For long-term investors, having a CEO with complete control can be a good thing. It means that the CEO can take the kind of risks that take many years to pay off, even if they hurt profits in the short run. The problem, though, is that there's no mechanism to rein in the CEO.

I'm willing to bet that Zuckerberg doesn't care about maximizing free cash flow. Cutting costs would help the bottom line and potentially the stock price today, but Zuckerberg likely knows full well that Meta needs a second act. The goal is to build a thing that could potentially dwarf the success of the social media business, and he's betting on metaverse being that thing.

There's nothing anyone can really do about Meta's aggressive investments. Activist investors can complain, but they knew the risks of investing in a company where the CEO can't be overruled: It works until it doesn't.

When stock prices are going up, investors are going to scoop up shares of newly public companies without paying much attention to the share structure. When Meta went public in 2012 as Facebook, proxy advisory group Institutional Shareholder Services harshly criticized the company's dual-share structure while admitting that it probably wouldn't make any difference for the success of the IPO. "This is a governance profile with a defense against everything expect hubris," read the ISS report.

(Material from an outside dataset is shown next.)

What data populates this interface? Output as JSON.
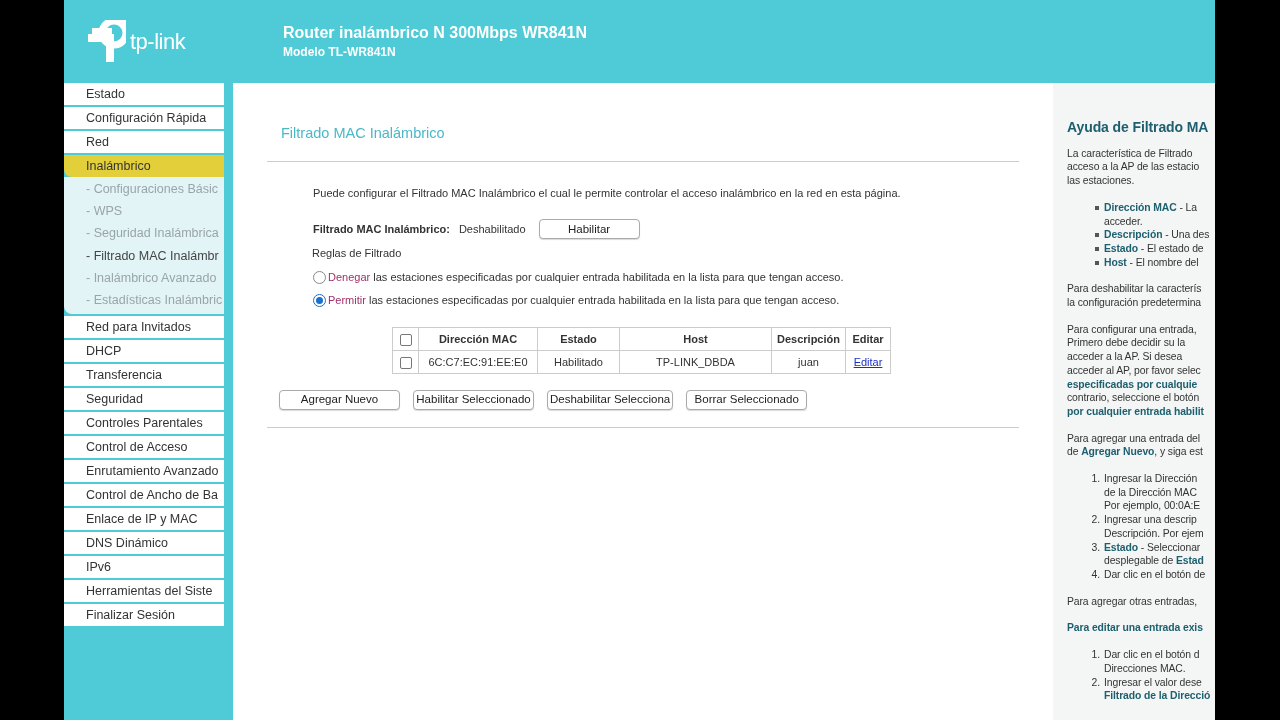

It took a decade for that warning to ring true. Meta stock has now underperformed the S&P 500 since its IPO, and investors have no real way to challenge the decisions Zuckerberg is making. It's the metaverse or bust, and there's nothing anyone can do about it.